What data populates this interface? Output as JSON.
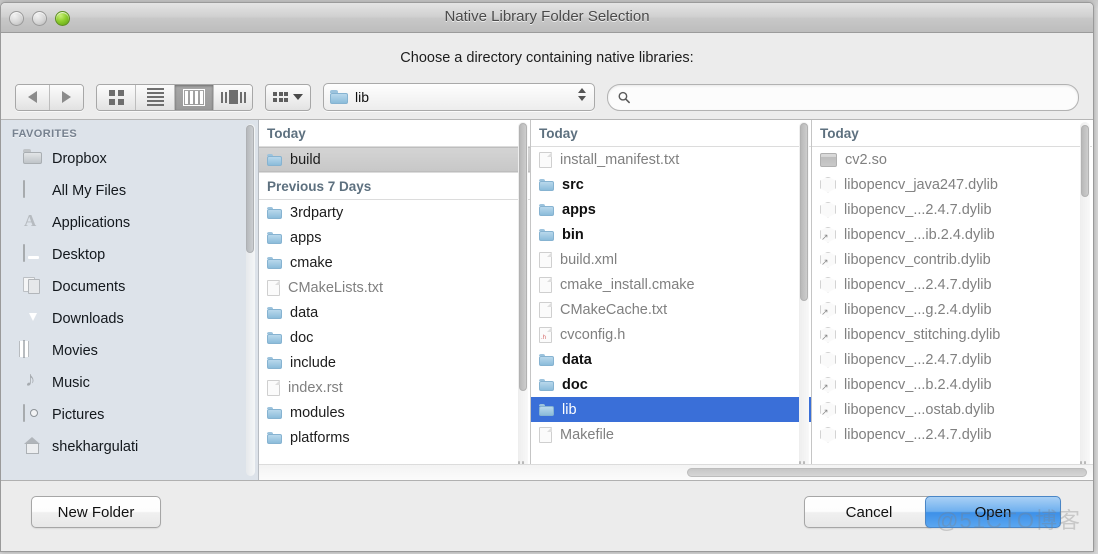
{
  "window": {
    "title": "Native Library Folder Selection",
    "prompt": "Choose a directory containing native libraries:",
    "traffic": {
      "close": "close-button",
      "minimize": "minimize-button",
      "zoom": "zoom-button"
    }
  },
  "background_window": {
    "text_left": "",
    "text_mid": "",
    "text_right": ""
  },
  "toolbar": {
    "back_icon": "back-arrow-icon",
    "forward_icon": "forward-arrow-icon",
    "view_modes": [
      {
        "name": "icon-view",
        "active": false
      },
      {
        "name": "list-view",
        "active": false
      },
      {
        "name": "column-view",
        "active": true
      },
      {
        "name": "coverflow-view",
        "active": false
      }
    ],
    "action_menu_label": "",
    "path_popup": {
      "label": "lib",
      "icon": "folder-icon"
    },
    "search": {
      "value": "",
      "placeholder": "",
      "icon": "search-icon"
    }
  },
  "sidebar": {
    "header": "FAVORITES",
    "items": [
      {
        "label": "Dropbox",
        "icon": "folder-icon"
      },
      {
        "label": "All My Files",
        "icon": "all-my-files-icon"
      },
      {
        "label": "Applications",
        "icon": "applications-icon"
      },
      {
        "label": "Desktop",
        "icon": "desktop-icon"
      },
      {
        "label": "Documents",
        "icon": "documents-icon"
      },
      {
        "label": "Downloads",
        "icon": "downloads-icon"
      },
      {
        "label": "Movies",
        "icon": "movies-icon"
      },
      {
        "label": "Music",
        "icon": "music-icon"
      },
      {
        "label": "Pictures",
        "icon": "pictures-icon"
      },
      {
        "label": "shekhargulati",
        "icon": "home-icon"
      }
    ]
  },
  "columns": [
    {
      "name": "column-1",
      "groups": [
        {
          "header": "Today",
          "items": [
            {
              "label": "build",
              "icon": "folder-icon",
              "kind": "folder",
              "selected": true
            }
          ]
        },
        {
          "header": "Previous 7 Days",
          "items": [
            {
              "label": "3rdparty",
              "icon": "folder-icon",
              "kind": "folder"
            },
            {
              "label": "apps",
              "icon": "folder-icon",
              "kind": "folder"
            },
            {
              "label": "cmake",
              "icon": "folder-icon",
              "kind": "folder"
            },
            {
              "label": "CMakeLists.txt",
              "icon": "document-icon",
              "kind": "file"
            },
            {
              "label": "data",
              "icon": "folder-icon",
              "kind": "folder"
            },
            {
              "label": "doc",
              "icon": "folder-icon",
              "kind": "folder"
            },
            {
              "label": "include",
              "icon": "folder-icon",
              "kind": "folder"
            },
            {
              "label": "index.rst",
              "icon": "document-icon",
              "kind": "file"
            },
            {
              "label": "modules",
              "icon": "folder-icon",
              "kind": "folder"
            },
            {
              "label": "platforms",
              "icon": "folder-icon",
              "kind": "folder"
            }
          ]
        }
      ]
    },
    {
      "name": "column-2",
      "groups": [
        {
          "header": "Today",
          "items": [
            {
              "label": "install_manifest.txt",
              "icon": "document-icon",
              "kind": "file"
            },
            {
              "label": "src",
              "icon": "folder-icon",
              "kind": "folder"
            },
            {
              "label": "apps",
              "icon": "folder-icon",
              "kind": "folder"
            },
            {
              "label": "bin",
              "icon": "folder-icon",
              "kind": "folder"
            },
            {
              "label": "build.xml",
              "icon": "document-icon",
              "kind": "file"
            },
            {
              "label": "cmake_install.cmake",
              "icon": "document-icon",
              "kind": "file"
            },
            {
              "label": "CMakeCache.txt",
              "icon": "document-icon",
              "kind": "file"
            },
            {
              "label": "cvconfig.h",
              "icon": "header-file-icon",
              "kind": "file",
              "ext": ".h"
            },
            {
              "label": "data",
              "icon": "folder-icon",
              "kind": "folder"
            },
            {
              "label": "doc",
              "icon": "folder-icon",
              "kind": "folder"
            },
            {
              "label": "lib",
              "icon": "folder-icon",
              "kind": "folder",
              "selected": true
            },
            {
              "label": "Makefile",
              "icon": "document-icon",
              "kind": "file"
            }
          ]
        }
      ]
    },
    {
      "name": "column-3",
      "groups": [
        {
          "header": "Today",
          "items": [
            {
              "label": "cv2.so",
              "icon": "binary-icon",
              "kind": "binary"
            },
            {
              "label": "libopencv_java247.dylib",
              "icon": "dylib-icon",
              "kind": "dylib"
            },
            {
              "label": "libopencv_...2.4.7.dylib",
              "icon": "dylib-icon",
              "kind": "dylib"
            },
            {
              "label": "libopencv_...ib.2.4.dylib",
              "icon": "dylib-alias-icon",
              "kind": "dylib-alias"
            },
            {
              "label": "libopencv_contrib.dylib",
              "icon": "dylib-alias-icon",
              "kind": "dylib-alias"
            },
            {
              "label": "libopencv_...2.4.7.dylib",
              "icon": "dylib-icon",
              "kind": "dylib"
            },
            {
              "label": "libopencv_...g.2.4.dylib",
              "icon": "dylib-alias-icon",
              "kind": "dylib-alias"
            },
            {
              "label": "libopencv_stitching.dylib",
              "icon": "dylib-alias-icon",
              "kind": "dylib-alias"
            },
            {
              "label": "libopencv_...2.4.7.dylib",
              "icon": "dylib-icon",
              "kind": "dylib"
            },
            {
              "label": "libopencv_...b.2.4.dylib",
              "icon": "dylib-alias-icon",
              "kind": "dylib-alias"
            },
            {
              "label": "libopencv_...ostab.dylib",
              "icon": "dylib-alias-icon",
              "kind": "dylib-alias"
            },
            {
              "label": "libopencv_...2.4.7.dylib",
              "icon": "dylib-icon",
              "kind": "dylib"
            }
          ]
        }
      ]
    }
  ],
  "footer": {
    "new_folder": "New Folder",
    "cancel": "Cancel",
    "open": "Open"
  },
  "watermark": "@51CTO博客",
  "colors": {
    "selection_blue": "#3a6fd8",
    "default_button_blue": "#3d90e8",
    "sidebar_bg": "#dde3ea",
    "window_bg": "#ececec"
  }
}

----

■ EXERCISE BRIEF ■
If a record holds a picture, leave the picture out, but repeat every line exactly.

■ RESULT ■
What data populates this interface? Output as JSON.
{
  "window": {
    "title": "Native Library Folder Selection",
    "prompt": "Choose a directory containing native libraries:",
    "traffic": {
      "close": "close-button",
      "minimize": "minimize-button",
      "zoom": "zoom-button"
    }
  },
  "background_window": {
    "text_left": "",
    "text_mid": "",
    "text_right": ""
  },
  "toolbar": {
    "back_icon": "back-arrow-icon",
    "forward_icon": "forward-arrow-icon",
    "view_modes": [
      {
        "name": "icon-view",
        "active": false
      },
      {
        "name": "list-view",
        "active": false
      },
      {
        "name": "column-view",
        "active": true
      },
      {
        "name": "coverflow-view",
        "active": false
      }
    ],
    "action_menu_label": "",
    "path_popup": {
      "label": "lib",
      "icon": "folder-icon"
    },
    "search": {
      "value": "",
      "placeholder": "",
      "icon": "search-icon"
    }
  },
  "sidebar": {
    "header": "FAVORITES",
    "items": [
      {
        "label": "Dropbox",
        "icon": "folder-icon"
      },
      {
        "label": "All My Files",
        "icon": "all-my-files-icon"
      },
      {
        "label": "Applications",
        "icon": "applications-icon"
      },
      {
        "label": "Desktop",
        "icon": "desktop-icon"
      },
      {
        "label": "Documents",
        "icon": "documents-icon"
      },
      {
        "label": "Downloads",
        "icon": "downloads-icon"
      },
      {
        "label": "Movies",
        "icon": "movies-icon"
      },
      {
        "label": "Music",
        "icon": "music-icon"
      },
      {
        "label": "Pictures",
        "icon": "pictures-icon"
      },
      {
        "label": "shekhargulati",
        "icon": "home-icon"
      }
    ]
  },
  "columns": [
    {
      "name": "column-1",
      "groups": [
        {
          "header": "Today",
          "items": [
            {
              "label": "build",
              "icon": "folder-icon",
              "kind": "folder",
              "selected": true
            }
          ]
        },
        {
          "header": "Previous 7 Days",
          "items": [
            {
              "label": "3rdparty",
              "icon": "folder-icon",
              "kind": "folder"
            },
            {
              "label": "apps",
              "icon": "folder-icon",
              "kind": "folder"
            },
            {
              "label": "cmake",
              "icon": "folder-icon",
              "kind": "folder"
            },
            {
              "label": "CMakeLists.txt",
              "icon": "document-icon",
              "kind": "file"
            },
            {
              "label": "data",
              "icon": "folder-icon",
              "kind": "folder"
            },
            {
              "label": "doc",
              "icon": "folder-icon",
              "kind": "folder"
            },
            {
              "label": "include",
              "icon": "folder-icon",
              "kind": "folder"
            },
            {
              "label": "index.rst",
              "icon": "document-icon",
              "kind": "file"
            },
            {
              "label": "modules",
              "icon": "folder-icon",
              "kind": "folder"
            },
            {
              "label": "platforms",
              "icon": "folder-icon",
              "kind": "folder"
            }
          ]
        }
      ]
    },
    {
      "name": "column-2",
      "groups": [
        {
          "header": "Today",
          "items": [
            {
              "label": "install_manifest.txt",
              "icon": "document-icon",
              "kind": "file"
            },
            {
              "label": "src",
              "icon": "folder-icon",
              "kind": "folder"
            },
            {
              "label": "apps",
              "icon": "folder-icon",
              "kind": "folder"
            },
            {
              "label": "bin",
              "icon": "folder-icon",
              "kind": "folder"
            },
            {
              "label": "build.xml",
              "icon": "document-icon",
              "kind": "file"
            },
            {
              "label": "cmake_install.cmake",
              "icon": "document-icon",
              "kind": "file"
            },
            {
              "label": "CMakeCache.txt",
              "icon": "document-icon",
              "kind": "file"
            },
            {
              "label": "cvconfig.h",
              "icon": "header-file-icon",
              "kind": "file",
              "ext": ".h"
            },
            {
              "label": "data",
              "icon": "folder-icon",
              "kind": "folder"
            },
            {
              "label": "doc",
              "icon": "folder-icon",
              "kind": "folder"
            },
            {
              "label": "lib",
              "icon": "folder-icon",
              "kind": "folder",
              "selected": true
            },
            {
              "label": "Makefile",
              "icon": "document-icon",
              "kind": "file"
            }
          ]
        }
      ]
    },
    {
      "name": "column-3",
      "groups": [
        {
          "header": "Today",
          "items": [
            {
              "label": "cv2.so",
              "icon": "binary-icon",
              "kind": "binary"
            },
            {
              "label": "libopencv_java247.dylib",
              "icon": "dylib-icon",
              "kind": "dylib"
            },
            {
              "label": "libopencv_...2.4.7.dylib",
              "icon": "dylib-icon",
              "kind": "dylib"
            },
            {
              "label": "libopencv_...ib.2.4.dylib",
              "icon": "dylib-alias-icon",
              "kind": "dylib-alias"
            },
            {
              "label": "libopencv_contrib.dylib",
              "icon": "dylib-alias-icon",
              "kind": "dylib-alias"
            },
            {
              "label": "libopencv_...2.4.7.dylib",
              "icon": "dylib-icon",
              "kind": "dylib"
            },
            {
              "label": "libopencv_...g.2.4.dylib",
              "icon": "dylib-alias-icon",
              "kind": "dylib-alias"
            },
            {
              "label": "libopencv_stitching.dylib",
              "icon": "dylib-alias-icon",
              "kind": "dylib-alias"
            },
            {
              "label": "libopencv_...2.4.7.dylib",
              "icon": "dylib-icon",
              "kind": "dylib"
            },
            {
              "label": "libopencv_...b.2.4.dylib",
              "icon": "dylib-alias-icon",
              "kind": "dylib-alias"
            },
            {
              "label": "libopencv_...ostab.dylib",
              "icon": "dylib-alias-icon",
              "kind": "dylib-alias"
            },
            {
              "label": "libopencv_...2.4.7.dylib",
              "icon": "dylib-icon",
              "kind": "dylib"
            }
          ]
        }
      ]
    }
  ],
  "footer": {
    "new_folder": "New Folder",
    "cancel": "Cancel",
    "open": "Open"
  },
  "watermark": "@51CTO博客",
  "colors": {
    "selection_blue": "#3a6fd8",
    "default_button_blue": "#3d90e8",
    "sidebar_bg": "#dde3ea",
    "window_bg": "#ececec"
  }
}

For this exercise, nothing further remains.